May 25, 2020 By petcure 0

Hyperthermia in dogs

Hyperthermia means a high temperature and occurs when dogs are no longer able to self-regulate and keep their temperature at the normal level. A fever is another way the temperature can be increased, but this is when the dog’s body increases its temperature to try and fight off infection or as a response to inflammation. Sometimes it can be difficult to tell the two apart. Do not confuse with hypothermia, which is a dangerous drop in body temperature.

Urgent treatment may be needed if your dog has hyperthermia so please contact your vet as soon as possible for advice or, out of hours, call in any emergency for consultation with a vet doctor Dr. R. K. Mawai 📞 08319280662

Cause of hyperthermia in dogs-

It is caused by a number of factors, including bacterial infection. Non-fever hyperthermia happens when dogs cannot regulate their body temperature through panting to keep up with external heat.

Heat stroke is a form of non-fever hyperthermia where body temperatures climb above 106 degrees Fahrenheit with no signs of inflammation.
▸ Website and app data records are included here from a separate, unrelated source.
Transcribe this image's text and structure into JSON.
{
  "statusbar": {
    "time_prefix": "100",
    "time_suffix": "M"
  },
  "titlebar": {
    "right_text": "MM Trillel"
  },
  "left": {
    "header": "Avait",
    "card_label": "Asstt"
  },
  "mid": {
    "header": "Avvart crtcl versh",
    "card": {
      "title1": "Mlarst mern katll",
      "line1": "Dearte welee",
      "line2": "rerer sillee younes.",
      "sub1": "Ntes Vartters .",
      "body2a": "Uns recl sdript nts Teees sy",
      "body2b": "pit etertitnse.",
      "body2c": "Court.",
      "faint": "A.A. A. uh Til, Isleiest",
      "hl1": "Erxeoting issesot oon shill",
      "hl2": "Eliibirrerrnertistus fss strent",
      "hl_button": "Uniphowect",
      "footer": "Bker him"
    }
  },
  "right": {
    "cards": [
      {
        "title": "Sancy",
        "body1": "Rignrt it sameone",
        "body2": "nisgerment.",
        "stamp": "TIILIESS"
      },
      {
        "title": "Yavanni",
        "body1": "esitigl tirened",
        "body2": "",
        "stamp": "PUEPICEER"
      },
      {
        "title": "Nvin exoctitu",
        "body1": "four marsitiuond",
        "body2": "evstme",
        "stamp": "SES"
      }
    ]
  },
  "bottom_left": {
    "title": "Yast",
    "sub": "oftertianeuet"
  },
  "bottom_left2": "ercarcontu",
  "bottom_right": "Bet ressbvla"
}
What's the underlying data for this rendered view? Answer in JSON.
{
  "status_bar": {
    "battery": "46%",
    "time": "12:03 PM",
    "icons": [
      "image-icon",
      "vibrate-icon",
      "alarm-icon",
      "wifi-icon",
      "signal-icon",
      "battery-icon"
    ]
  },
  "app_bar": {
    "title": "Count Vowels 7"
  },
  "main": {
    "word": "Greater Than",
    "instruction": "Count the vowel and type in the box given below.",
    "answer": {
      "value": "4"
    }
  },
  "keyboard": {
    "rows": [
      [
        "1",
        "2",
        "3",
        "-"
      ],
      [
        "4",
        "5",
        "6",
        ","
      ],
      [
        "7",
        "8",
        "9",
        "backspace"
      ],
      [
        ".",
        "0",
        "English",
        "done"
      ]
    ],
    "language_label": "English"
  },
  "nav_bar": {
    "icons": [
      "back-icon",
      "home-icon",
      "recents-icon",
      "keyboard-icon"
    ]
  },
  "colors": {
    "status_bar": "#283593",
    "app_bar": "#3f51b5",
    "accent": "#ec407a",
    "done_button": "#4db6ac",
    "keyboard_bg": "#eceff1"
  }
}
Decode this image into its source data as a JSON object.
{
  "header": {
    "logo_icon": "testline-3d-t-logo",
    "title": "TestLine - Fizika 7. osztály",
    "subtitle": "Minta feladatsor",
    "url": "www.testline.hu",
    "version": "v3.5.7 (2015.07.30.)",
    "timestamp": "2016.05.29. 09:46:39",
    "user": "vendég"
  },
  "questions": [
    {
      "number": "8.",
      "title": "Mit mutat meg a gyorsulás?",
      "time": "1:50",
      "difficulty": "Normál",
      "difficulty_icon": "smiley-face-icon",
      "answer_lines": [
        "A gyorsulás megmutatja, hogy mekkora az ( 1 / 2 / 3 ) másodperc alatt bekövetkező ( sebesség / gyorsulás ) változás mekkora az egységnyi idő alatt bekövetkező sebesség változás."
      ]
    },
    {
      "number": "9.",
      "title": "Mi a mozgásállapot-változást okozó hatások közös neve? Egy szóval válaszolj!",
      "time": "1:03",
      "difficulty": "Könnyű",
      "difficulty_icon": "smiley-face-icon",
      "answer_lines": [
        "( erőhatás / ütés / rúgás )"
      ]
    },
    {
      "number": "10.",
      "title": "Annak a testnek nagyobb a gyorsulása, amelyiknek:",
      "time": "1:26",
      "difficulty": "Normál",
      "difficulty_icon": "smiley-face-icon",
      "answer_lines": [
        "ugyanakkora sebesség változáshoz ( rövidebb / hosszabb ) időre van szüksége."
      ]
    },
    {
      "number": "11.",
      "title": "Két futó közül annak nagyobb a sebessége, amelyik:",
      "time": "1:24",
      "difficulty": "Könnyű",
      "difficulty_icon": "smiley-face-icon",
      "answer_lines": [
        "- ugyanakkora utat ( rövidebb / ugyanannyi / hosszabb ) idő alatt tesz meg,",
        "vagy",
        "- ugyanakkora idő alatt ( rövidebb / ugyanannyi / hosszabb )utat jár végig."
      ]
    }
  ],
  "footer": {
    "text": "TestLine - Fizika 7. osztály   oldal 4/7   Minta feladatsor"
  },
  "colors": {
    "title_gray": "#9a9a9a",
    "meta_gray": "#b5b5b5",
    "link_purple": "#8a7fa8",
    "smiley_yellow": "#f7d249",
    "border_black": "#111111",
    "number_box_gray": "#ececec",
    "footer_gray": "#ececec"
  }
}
Hyperthermia and heat stroke can result in loss of consciousness, organ failure, and death if they go untreated.

Sign & symptoms of hyperthermia in dogs-

  • Panting and drooling
  • Thick saliva
  • Dehydration
  • Body temperature above 103 degrees Fahrenheit (106 degrees for heat stroke)
  • Red gums and tongue
  • Decreased urination
  • Weakness
  • Mood changes
  • Unsteady gait
  • Dizziness
  • Tachycardia(rapid heart beat)
  • Arrhythmia (irregular heart beat)
  • Fluid in the lungs, which causes breathing problems
  • Diarrhoea
  • Black, tarry stools
  • Vomiting blood
  • Blood clotting disorders
  • Small pinpoints of blood appearing on the body
  • Inflammation all over the body
  • Shock
  • Cardiopulmonary arrest (heart and breathing stops)
  • Kidney failure
  • Liver damage
  • Seizures
  • Tremors
  • Loss of consciousness
  • Coma


On the basis of sign and symptoms,blood test for complete blood count

how can you treat fever or hyperthermia in dogs-

The vet will examine your dog fully, and decide on the best treatment options for your dog. Your vet will try to differentiate between a true hyperthermia and a fever as they are treated differently.

Possible treatment options include: cooling them with a fan or cool water, drugs to calm them down and starting them on intravenous fluids (a drip).

If your vet suspects your dog has a high temperature due to a fever then they can use drugs to try to help bring the temperature down along with other cooling measures if needed.

If your dog’s temperature is high enough they will be trying to get it down before multi-organ failure is reached as this can need prolonged periods of intensive care and may be fatal.